After a few clicks, Pullman looks up at Andrew. “I’m coming to get you, Jessica?”
Andrew’s head snaps up. “Hold on. That was just a joke. A line I use when…”
“When what? When you’re ready to pound her? I wouldn’t want to look at my wife’s body either, especially if I’d just beaten and stabbed her to death.”
Andrew opens his mouth, but nothing comes out. He reminds me of a sad fish.
I love it.
“Your wife’s body is covered with bruises, Doctor. And not just from tonight.” The detective stands and passes the phone back. “Good job, officer. Go ahead and bag that as evidence.” He looks at the other policemen. “Officer Vega, you can arrest Dr. Roman now.”
“What? No!” Andrew leaps to his feet. “That message was a joke! I didn’t kill my wife!” He gestures at the bloodstains on his shirt. “This? This isn’t―she died in my arms! I told you that!”
Officer Vega detaches the handcuffs from his belt and steps around the sofa.
They’re coming to get you, Andrew.
It was a big risk, but the rewards are so satisfying. With all the evidence against him, Andrew will get the electric chair for sure. His DNA and fingerprints are all over the knife. I made sure of it last Saturday when I gave it to him.
“What the hell is this?” he’d asked.
I grinned, hands behind my back. “It’s a Buck knife.”
“Okay…” He gripped the smooth black handle and smiled at his reflection in the six inch stainless steel blade. “But why are you giving it to me?”
“You always said you needed a hobby. I thought maybe you could start a knife collection.” He thought I was crazy, but I didn’t care. I had what I wanted.
But that was the easy part.
According to the emails, Andrew had run into David at a medical convention about two weeks ago. It must have been some weekend, because David suggested Andrew divorce me the day after he got back from the conference. A great suggestion, Andrew had replied. He’d love to ditch his cow of a wife. It was the divorce part that stuck in his craw. Greedy as ever, the notion of splitting his assets with me was―how did he put it? Repugnant. So, he begged David to give him time. He would find a way. Well, I found it for him.
The emails told me Andrew was planning to stop off at the hotel. What I didn’t know was when he’d be back. Since the last thing I wanted was for David to give Andrew an alibi, I planned to wait until after he was home in bed. But the text surprised me. Not only did he tell me what time he’d be home, but he’d added that damned movie line, an extra nail for the prosecuting attorney to hammer into his coffin.
It was a gift I couldn’t waste.
By the time he got home I was hanging by a thread. Since Andrew is left handed the right side of my face was bruised and swollen. I cracked my ribs with a hard swing of his nine iron, a fresh layer of bruises on top of the old yellow ones.

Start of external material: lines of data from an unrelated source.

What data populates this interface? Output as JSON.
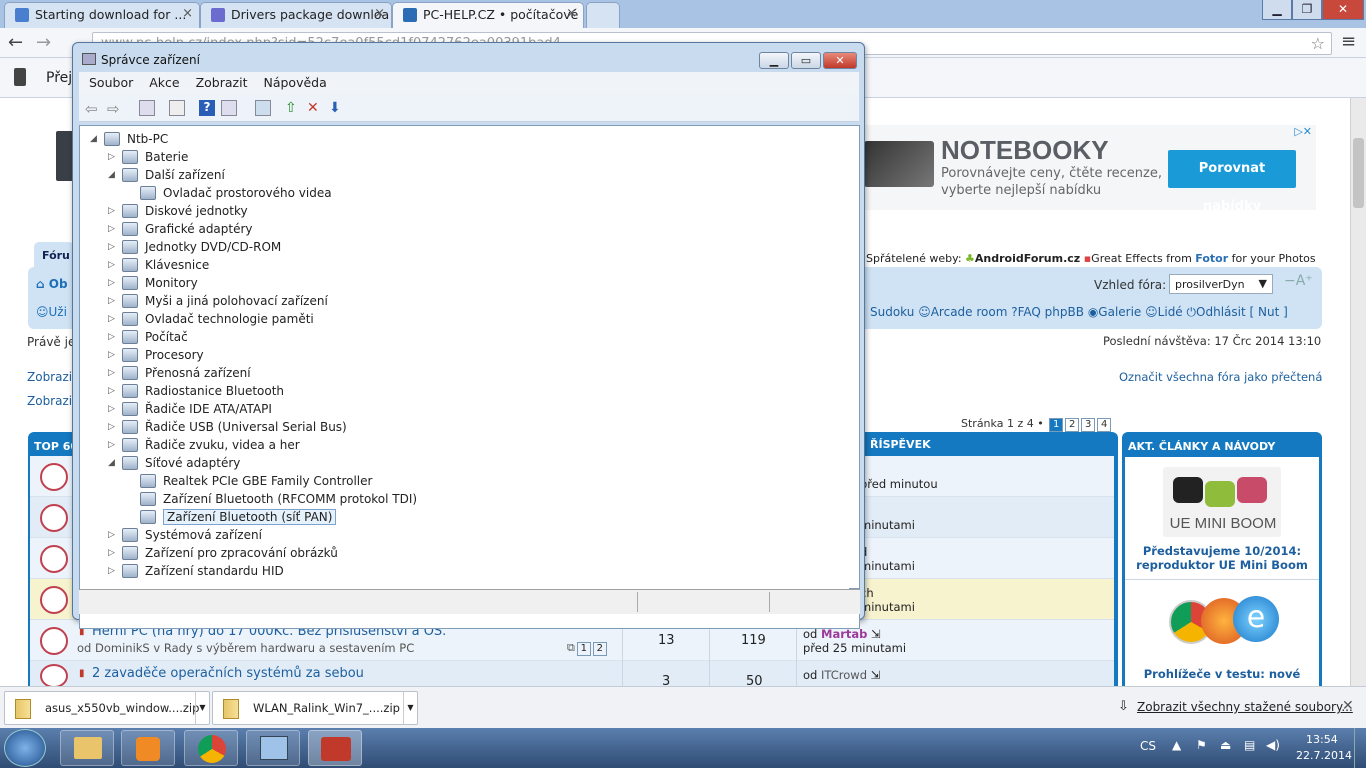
{
  "browser": {
    "tabs": [
      {
        "title": "Starting download for ..."
      },
      {
        "title": "Drivers package downloa"
      },
      {
        "title": "PC-HELP.CZ • počítačové"
      }
    ],
    "url": "www.pc-help.cz/index.php?sid=52c7ea0f55cd1f0742762ea00391bad4",
    "bookmark_partial": "Přej"
  },
  "ad": {
    "title": "NOTEBOOKY",
    "text": "Porovnávejte ceny, čtěte recenze, vyberte nejlepší nabídku",
    "button": "Porovnat nabídky",
    "adchoices": "▷✕"
  },
  "forum": {
    "friendly_sites_label": "Spřátelené weby:",
    "friendly_site_1": "AndroidForum.cz",
    "friendly_site_2_pre": "Great Effects from",
    "friendly_site_2_brand": "Fotor",
    "friendly_site_2_post": "for your Photos",
    "style_label": "Vzhled fóra:",
    "style_value": "prosilverDyn",
    "tab_partial": "Fóru",
    "nav_partial_1": "Ob",
    "nav_partial_2": "Uži",
    "nav_links": [
      "Sudoku",
      "Arcade room",
      "FAQ phpBB",
      "Galerie",
      "Lidé",
      "Odhlásit [ Nut ]"
    ],
    "pravje_partial": "Právě je",
    "last_visit": "Poslední návštěva: 17 Črc 2014 13:10",
    "zobrazit_1": "Zobrazi",
    "zobrazit_2": "Zobrazi",
    "mark_read": "Označit všechna fóra jako přečtená",
    "pagination_label": "Stránka 1 z 4 •",
    "pages": [
      "1",
      "2",
      "3",
      "4"
    ],
    "top_header": "TOP 60",
    "last_post_header": "ŘÍSPĚVEK",
    "articles_header": "AKT. ČLÁNKY A NÁVODY",
    "article_1_img_text": "UE MINI BOOM",
    "article_1": "Představujeme 10/2014: reproduktor UE Mini Boom",
    "article_2": "Prohlížeče v testu: nové",
    "partial_rows": [
      {
        "line1": "",
        "line2": "před minutou"
      },
      {
        "line1": "",
        "line2": "minutami"
      },
      {
        "line1": "d",
        "line2": "minutami"
      },
      {
        "line1": "ch",
        "line2": "minutami"
      }
    ],
    "topics": [
      {
        "title": "Herní PC (na hry) do 17 000Kč. Bez příslušenství a OS.",
        "sub": "od DominikS v Rady s výběrem hardwaru a sestavením PC",
        "pages": [
          "1",
          "2"
        ],
        "replies": "13",
        "views": "119",
        "last_prefix": "od",
        "last_user": "Martab",
        "last_time": "před 25 minutami"
      },
      {
        "title": "2 zavaděče operačních systémů za sebou",
        "sub": "",
        "replies": "3",
        "views": "50",
        "last_prefix": "od",
        "last_user": "ITCrowd",
        "last_time": ""
      }
    ]
  },
  "device_manager": {
    "title": "Správce zařízení",
    "menu": [
      "Soubor",
      "Akce",
      "Zobrazit",
      "Nápověda"
    ],
    "tree": [
      {
        "label": "Ntb-PC",
        "level": 0,
        "exp": "◢"
      },
      {
        "label": "Baterie",
        "level": 1,
        "exp": "▷"
      },
      {
        "label": "Další zařízení",
        "level": 1,
        "exp": "◢"
      },
      {
        "label": "Ovladač prostorového videa",
        "level": 2,
        "exp": ""
      },
      {
        "label": "Diskové jednotky",
        "level": 1,
        "exp": "▷"
      },
      {
        "label": "Grafické adaptéry",
        "level": 1,
        "exp": "▷"
      },
      {
        "label": "Jednotky DVD/CD-ROM",
        "level": 1,
        "exp": "▷"
      },
      {
        "label": "Klávesnice",
        "level": 1,
        "exp": "▷"
      },
      {
        "label": "Monitory",
        "level": 1,
        "exp": "▷"
      },
      {
        "label": "Myši a jiná polohovací zařízení",
        "level": 1,
        "exp": "▷"
      },
      {
        "label": "Ovladač technologie paměti",
        "level": 1,
        "exp": "▷"
      },
      {
        "label": "Počítač",
        "level": 1,
        "exp": "▷"
      },
      {
        "label": "Procesory",
        "level": 1,
        "exp": "▷"
      },
      {
        "label": "Přenosná zařízení",
        "level": 1,
        "exp": "▷"
      },
      {
        "label": "Radiostanice Bluetooth",
        "level": 1,
        "exp": "▷"
      },
      {
        "label": "Řadiče IDE ATA/ATAPI",
        "level": 1,
        "exp": "▷"
      },
      {
        "label": "Řadiče USB (Universal Serial Bus)",
        "level": 1,
        "exp": "▷"
      },
      {
        "label": "Řadiče zvuku, videa a her",
        "level": 1,
        "exp": "▷"
      },
      {
        "label": "Síťové adaptéry",
        "level": 1,
        "exp": "◢"
      },
      {
        "label": "Realtek PCIe GBE Family Controller",
        "level": 2,
        "exp": ""
      },
      {
        "label": "Zařízení Bluetooth (RFCOMM protokol TDI)",
        "level": 2,
        "exp": ""
      },
      {
        "label": "Zařízení Bluetooth (síť PAN)",
        "level": 2,
        "exp": "",
        "selected": true
      },
      {
        "label": "Systémová zařízení",
        "level": 1,
        "exp": "▷"
      },
      {
        "label": "Zařízení pro zpracování obrázků",
        "level": 1,
        "exp": "▷"
      },
      {
        "label": "Zařízení standardu HID",
        "level": 1,
        "exp": "▷"
      }
    ]
  },
  "downloads": {
    "items": [
      "asus_x550vb_window....zip",
      "WLAN_Ralink_Win7_....zip"
    ],
    "show_all": "Zobrazit všechny stažené soubory..."
  },
  "taskbar": {
    "lang": "CS",
    "time": "13:54",
    "date": "22.7.2014"
  },
  "colors": {
    "accent": "#1479c0",
    "taskbar": "#3b5f8f",
    "ad_button": "#1a9bd7"
  }
}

Stabbing yourself once is extremely difficult. Repeating the process takes everything you’ve got. Before he took away my baby I would never have considered it. But now that he wants me gone…
Revenge is a wonderful motivator.
I managed two holes in my chest, but only one in my stomach. Having researched it, I saved it for last, knowing it would be the most painful. It took me three shoves to get the blade all the way in. Exhausted and weak, I blacked out and woke up to Andrew screaming my name.
Like I said, nine cuts for nine years. Hands, torso, arms. Some deeper than others, but all absolutely necessary, especially the two gashes on my right arm. Without them, Detective Pullman might realize I did it all myself. I started with the hands. Defensive wounds. I learned that from the O.J. trial.
Even though I’m dead, I’m satisfied with how things have worked out. Andrew married me because he was too weak to come out to his bullying parents, and I suffered for it. But soon they'll know he’s gay and a murderer. I wonder which will hurt them more. Knowing them, probably the gay part. Idiots.
The street outside is a circus of flashing lights and ogling neighbors. We part ways on the driveway. The policeman tucks Andrew into one of the cruisers. My gurney heads toward the ambulance. Goodbye, Andrew. After all these years, I’m finally leaving you. But that’s okay. You’re in good hands.